What is expected
Starting at the first entry below, repeat all the data word for word and drop the pictures.

Source data
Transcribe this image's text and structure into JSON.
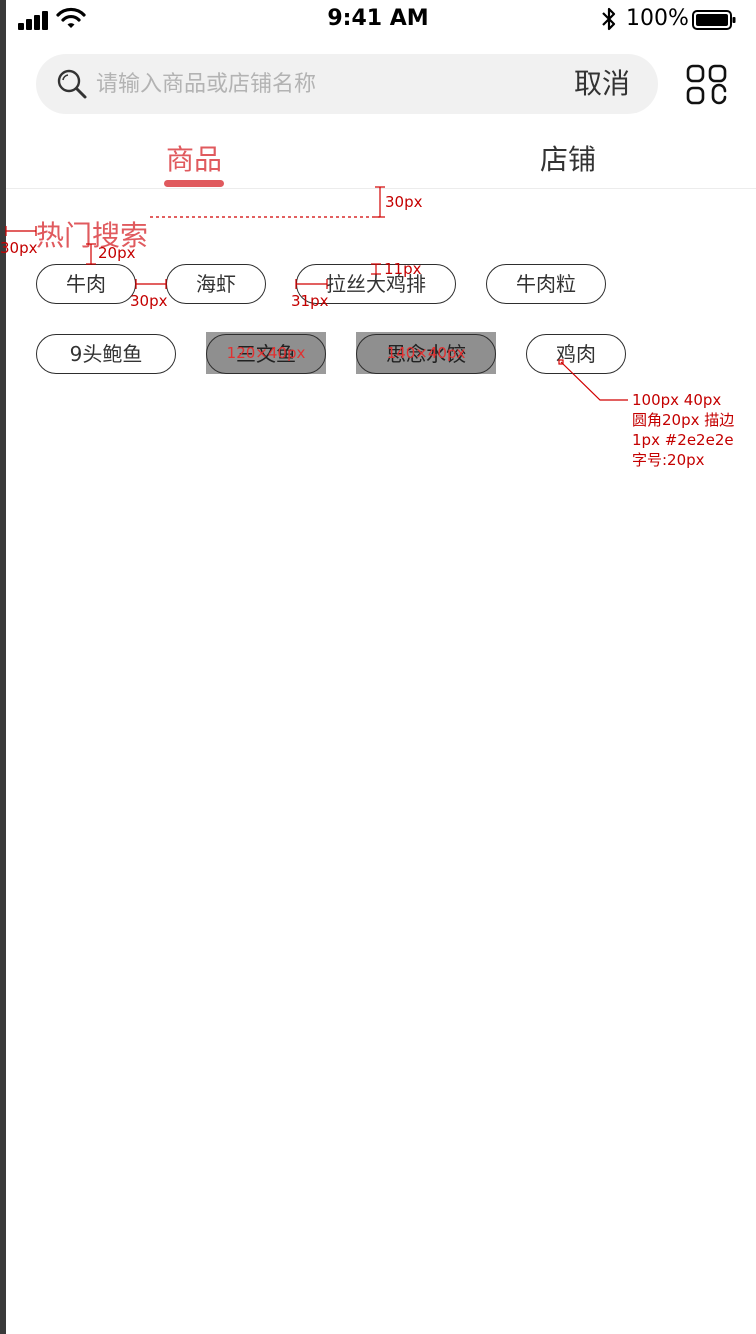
{
  "status_bar": {
    "time": "9:41 AM",
    "battery": "100%",
    "icons": [
      "signal-icon",
      "wifi-icon",
      "bluetooth-icon",
      "battery-icon"
    ]
  },
  "search": {
    "placeholder": "请输入商品或店铺名称",
    "value": "",
    "cancel_label": "取消",
    "icon": "search-icon"
  },
  "header_right_icon": "grid-icon",
  "tabs": [
    {
      "label": "商品",
      "active": true
    },
    {
      "label": "店铺",
      "active": false
    }
  ],
  "hot_search": {
    "title": "热门搜索",
    "tags_row1": [
      "牛肉",
      "海虾",
      "拉丝大鸡排",
      "牛肉粒"
    ],
    "tags_row2": [
      "9头鲍鱼",
      "三文鱼",
      "思念水饺",
      "鸡肉"
    ]
  },
  "annotations": {
    "top_gap": "30px",
    "left_margin": "30px",
    "title_gap": "20px",
    "tag_gap": "30px",
    "tag_gap_b": "31px",
    "text_gap": "11px",
    "size_120": "120×40px",
    "size_140": "140×40px",
    "spec_line1": "100px 40px",
    "spec_line2": "圆角20px 描边",
    "spec_line3": "1px #2e2e2e",
    "spec_line4": "字号:20px"
  },
  "colors": {
    "accent": "#e05a5e",
    "tag_border": "#2e2e2e",
    "annotation": "#c40000",
    "search_bg": "#f1f1f1"
  }
}
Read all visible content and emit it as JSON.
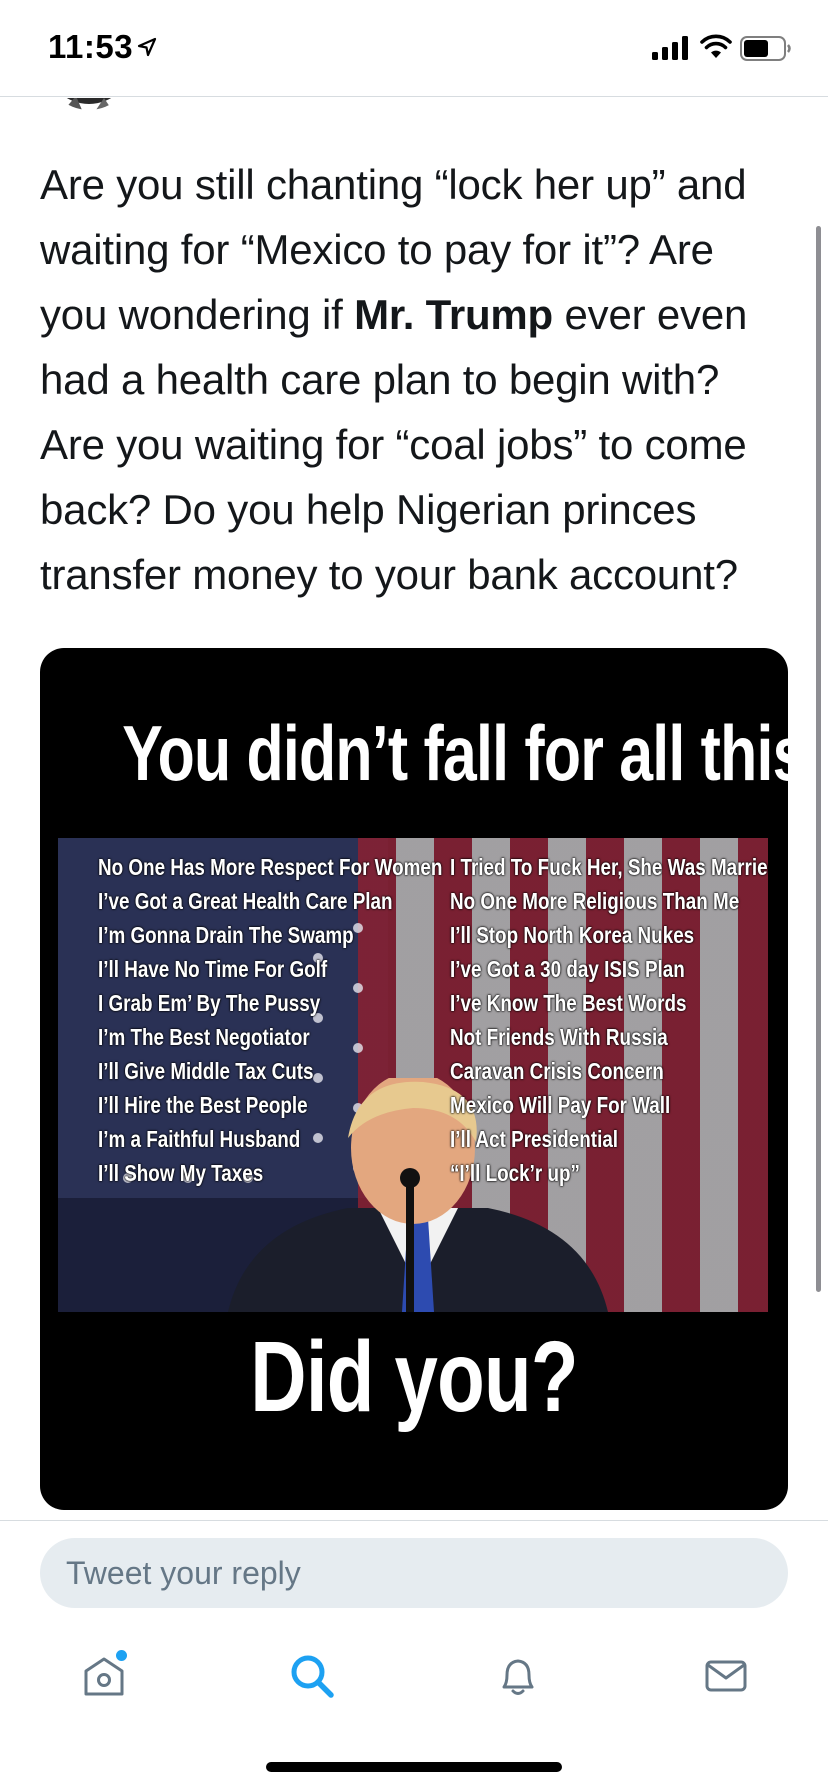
{
  "status_bar": {
    "time": "11:53",
    "icons": [
      "location-arrow-icon",
      "cellular-signal-icon",
      "wifi-icon",
      "battery-icon"
    ]
  },
  "tweet": {
    "text_before_bold": "Are you still chanting “lock her up” and waiting for “Mexico to pay for it”? Are you wondering if ",
    "bold_text": "Mr. Trump",
    "text_after_bold": " ever even had a health care plan to begin with? Are you waiting for “coal jobs” to come back? Do you help Nigerian princes transfer money to your bank account?"
  },
  "media": {
    "headline": "You didn’t fall for all this?",
    "left_list": [
      "No One Has More Respect For Women",
      "I’ve Got a Great Health Care Plan",
      "I’m Gonna Drain The Swamp",
      "I’ll Have No Time For Golf",
      "I Grab Em’ By The Pussy",
      "I’m The Best Negotiator",
      "I’ll Give Middle Tax Cuts",
      "I’ll Hire the Best People",
      "I’m a Faithful Husband",
      "I’ll Show My Taxes"
    ],
    "right_list": [
      "I Tried To Fuck Her, She Was Married",
      "No One More Religious Than Me",
      "I’ll Stop North Korea Nukes",
      "I’ve Got a 30 day ISIS Plan",
      "I’ve Know The Best Words",
      "Not Friends With Russia",
      "Caravan Crisis Concern",
      "Mexico Will Pay For Wall",
      "I’ll Act Presidential",
      "“I’ll Lock’r up”"
    ],
    "footer": "Did you?"
  },
  "reply": {
    "placeholder": "Tweet your reply"
  },
  "tabbar": {
    "items": [
      "home-icon",
      "search-icon",
      "notifications-bell-icon",
      "messages-envelope-icon"
    ],
    "active": "search-icon",
    "accent_color": "#1da1f2",
    "inactive_color": "#657786"
  }
}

Answer box
Transcribe this image's text and structure into JSON.
{
  "status_bar": {
    "time": "9:41 AM",
    "battery": "100%",
    "icons": [
      "signal-icon",
      "wifi-icon",
      "bluetooth-icon",
      "battery-icon"
    ]
  },
  "search": {
    "placeholder": "请输入商品或店铺名称",
    "value": "",
    "cancel_label": "取消",
    "icon": "search-icon"
  },
  "header_right_icon": "grid-icon",
  "tabs": [
    {
      "label": "商品",
      "active": true
    },
    {
      "label": "店铺",
      "active": false
    }
  ],
  "hot_search": {
    "title": "热门搜索",
    "tags_row1": [
      "牛肉",
      "海虾",
      "拉丝大鸡排",
      "牛肉粒"
    ],
    "tags_row2": [
      "9头鲍鱼",
      "三文鱼",
      "思念水饺",
      "鸡肉"
    ]
  },
  "annotations": {
    "top_gap": "30px",
    "left_margin": "30px",
    "title_gap": "20px",
    "tag_gap": "30px",
    "tag_gap_b": "31px",
    "text_gap": "11px",
    "size_120": "120×40px",
    "size_140": "140×40px",
    "spec_line1": "100px 40px",
    "spec_line2": "圆角20px 描边",
    "spec_line3": "1px #2e2e2e",
    "spec_line4": "字号:20px"
  },
  "colors": {
    "accent": "#e05a5e",
    "tag_border": "#2e2e2e",
    "annotation": "#c40000",
    "search_bg": "#f1f1f1"
  }
}
Read all visible content and emit it as JSON.
{
  "status_bar": {
    "time": "11:53",
    "icons": [
      "location-arrow-icon",
      "cellular-signal-icon",
      "wifi-icon",
      "battery-icon"
    ]
  },
  "tweet": {
    "text_before_bold": "Are you still chanting “lock her up” and waiting for “Mexico to pay for it”? Are you wondering if ",
    "bold_text": "Mr. Trump",
    "text_after_bold": " ever even had a health care plan to begin with? Are you waiting for “coal jobs” to come back? Do you help Nigerian princes transfer money to your bank account?"
  },
  "media": {
    "headline": "You didn’t fall for all this?",
    "left_list": [
      "No One Has More Respect For Women",
      "I’ve Got a Great Health Care Plan",
      "I’m Gonna Drain The Swamp",
      "I’ll Have No Time For Golf",
      "I Grab Em’ By The Pussy",
      "I’m The Best Negotiator",
      "I’ll Give Middle Tax Cuts",
      "I’ll Hire the Best People",
      "I’m a Faithful Husband",
      "I’ll Show My Taxes"
    ],
    "right_list": [
      "I Tried To Fuck Her, She Was Married",
      "No One More Religious Than Me",
      "I’ll Stop North Korea Nukes",
      "I’ve Got a 30 day ISIS Plan",
      "I’ve Know The Best Words",
      "Not Friends With Russia",
      "Caravan Crisis Concern",
      "Mexico Will Pay For Wall",
      "I’ll Act Presidential",
      "“I’ll Lock’r up”"
    ],
    "footer": "Did you?"
  },
  "reply": {
    "placeholder": "Tweet your reply"
  },
  "tabbar": {
    "items": [
      "home-icon",
      "search-icon",
      "notifications-bell-icon",
      "messages-envelope-icon"
    ],
    "active": "search-icon",
    "accent_color": "#1da1f2",
    "inactive_color": "#657786"
  }
}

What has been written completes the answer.